Your output should be every line below, copied exactly.

━━ RECORDS TO PROCESS

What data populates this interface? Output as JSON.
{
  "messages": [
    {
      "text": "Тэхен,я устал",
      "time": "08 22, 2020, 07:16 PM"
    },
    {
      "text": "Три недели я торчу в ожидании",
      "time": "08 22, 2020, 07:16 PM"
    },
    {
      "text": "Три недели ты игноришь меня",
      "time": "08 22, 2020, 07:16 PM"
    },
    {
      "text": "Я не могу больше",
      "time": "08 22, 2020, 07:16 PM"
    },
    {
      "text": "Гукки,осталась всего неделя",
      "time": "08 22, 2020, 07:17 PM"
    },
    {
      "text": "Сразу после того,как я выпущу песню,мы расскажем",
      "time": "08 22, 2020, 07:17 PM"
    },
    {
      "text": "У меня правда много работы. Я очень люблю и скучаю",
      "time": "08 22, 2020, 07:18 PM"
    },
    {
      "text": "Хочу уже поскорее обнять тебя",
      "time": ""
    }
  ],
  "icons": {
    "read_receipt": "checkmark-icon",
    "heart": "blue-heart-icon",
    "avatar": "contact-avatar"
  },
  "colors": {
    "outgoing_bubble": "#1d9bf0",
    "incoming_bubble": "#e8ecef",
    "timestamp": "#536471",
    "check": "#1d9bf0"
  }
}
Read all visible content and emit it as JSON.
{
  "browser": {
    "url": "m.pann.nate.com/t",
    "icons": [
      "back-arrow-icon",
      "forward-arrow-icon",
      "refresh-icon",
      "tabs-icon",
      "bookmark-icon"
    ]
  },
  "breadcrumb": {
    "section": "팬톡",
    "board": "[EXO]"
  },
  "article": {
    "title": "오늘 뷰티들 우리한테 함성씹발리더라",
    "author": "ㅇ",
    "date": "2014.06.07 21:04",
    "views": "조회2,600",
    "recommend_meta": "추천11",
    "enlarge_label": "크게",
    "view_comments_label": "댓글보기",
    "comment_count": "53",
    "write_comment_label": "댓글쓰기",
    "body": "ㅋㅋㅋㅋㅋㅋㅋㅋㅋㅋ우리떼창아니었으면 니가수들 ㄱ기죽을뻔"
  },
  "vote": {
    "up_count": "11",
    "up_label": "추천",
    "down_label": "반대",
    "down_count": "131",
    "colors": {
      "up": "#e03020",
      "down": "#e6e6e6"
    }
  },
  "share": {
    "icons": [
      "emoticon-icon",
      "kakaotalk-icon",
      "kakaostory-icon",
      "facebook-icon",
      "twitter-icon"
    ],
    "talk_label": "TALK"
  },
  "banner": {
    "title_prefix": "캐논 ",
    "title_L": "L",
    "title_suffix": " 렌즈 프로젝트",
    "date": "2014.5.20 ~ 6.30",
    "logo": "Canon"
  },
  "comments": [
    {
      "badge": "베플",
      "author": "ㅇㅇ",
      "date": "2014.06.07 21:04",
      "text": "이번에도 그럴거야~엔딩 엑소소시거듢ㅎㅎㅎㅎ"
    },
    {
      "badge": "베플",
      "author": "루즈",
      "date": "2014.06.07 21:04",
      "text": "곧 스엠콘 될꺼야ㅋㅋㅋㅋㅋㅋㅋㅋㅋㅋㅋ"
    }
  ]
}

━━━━

## SOLUTION TO THIS EXERCISE
What data populates this interface? Output as JSON.
{
  "messages": [
    {
      "text": "Тэхен,я устал",
      "time": "08 22, 2020, 07:16 PM"
    },
    {
      "text": "Три недели я торчу в ожидании",
      "time": "08 22, 2020, 07:16 PM"
    },
    {
      "text": "Три недели ты игноришь меня",
      "time": "08 22, 2020, 07:16 PM"
    },
    {
      "text": "Я не могу больше",
      "time": "08 22, 2020, 07:16 PM"
    },
    {
      "text": "Гукки,осталась всего неделя",
      "time": "08 22, 2020, 07:17 PM"
    },
    {
      "text": "Сразу после того,как я выпущу песню,мы расскажем",
      "time": "08 22, 2020, 07:17 PM"
    },
    {
      "text": "У меня правда много работы. Я очень люблю и скучаю",
      "time": "08 22, 2020, 07:18 PM"
    },
    {
      "text": "Хочу уже поскорее обнять тебя",
      "time": ""
    }
  ],
  "icons": {
    "read_receipt": "checkmark-icon",
    "heart": "blue-heart-icon",
    "avatar": "contact-avatar"
  },
  "colors": {
    "outgoing_bubble": "#1d9bf0",
    "incoming_bubble": "#e8ecef",
    "timestamp": "#536471",
    "check": "#1d9bf0"
  }
}
Read all visible content and emit it as JSON.
{
  "browser": {
    "url": "m.pann.nate.com/t",
    "icons": [
      "back-arrow-icon",
      "forward-arrow-icon",
      "refresh-icon",
      "tabs-icon",
      "bookmark-icon"
    ]
  },
  "breadcrumb": {
    "section": "팬톡",
    "board": "[EXO]"
  },
  "article": {
    "title": "오늘 뷰티들 우리한테 함성씹발리더라",
    "author": "ㅇ",
    "date": "2014.06.07 21:04",
    "views": "조회2,600",
    "recommend_meta": "추천11",
    "enlarge_label": "크게",
    "view_comments_label": "댓글보기",
    "comment_count": "53",
    "write_comment_label": "댓글쓰기",
    "body": "ㅋㅋㅋㅋㅋㅋㅋㅋㅋㅋ우리떼창아니었으면 니가수들 ㄱ기죽을뻔"
  },
  "vote": {
    "up_count": "11",
    "up_label": "추천",
    "down_label": "반대",
    "down_count": "131",
    "colors": {
      "up": "#e03020",
      "down": "#e6e6e6"
    }
  },
  "share": {
    "icons": [
      "emoticon-icon",
      "kakaotalk-icon",
      "kakaostory-icon",
      "facebook-icon",
      "twitter-icon"
    ],
    "talk_label": "TALK"
  },
  "banner": {
    "title_prefix": "캐논 ",
    "title_L": "L",
    "title_suffix": " 렌즈 프로젝트",
    "date": "2014.5.20 ~ 6.30",
    "logo": "Canon"
  },
  "comments": [
    {
      "badge": "베플",
      "author": "ㅇㅇ",
      "date": "2014.06.07 21:04",
      "text": "이번에도 그럴거야~엔딩 엑소소시거듢ㅎㅎㅎㅎ"
    },
    {
      "badge": "베플",
      "author": "루즈",
      "date": "2014.06.07 21:04",
      "text": "곧 스엠콘 될꺼야ㅋㅋㅋㅋㅋㅋㅋㅋㅋㅋㅋ"
    }
  ]
}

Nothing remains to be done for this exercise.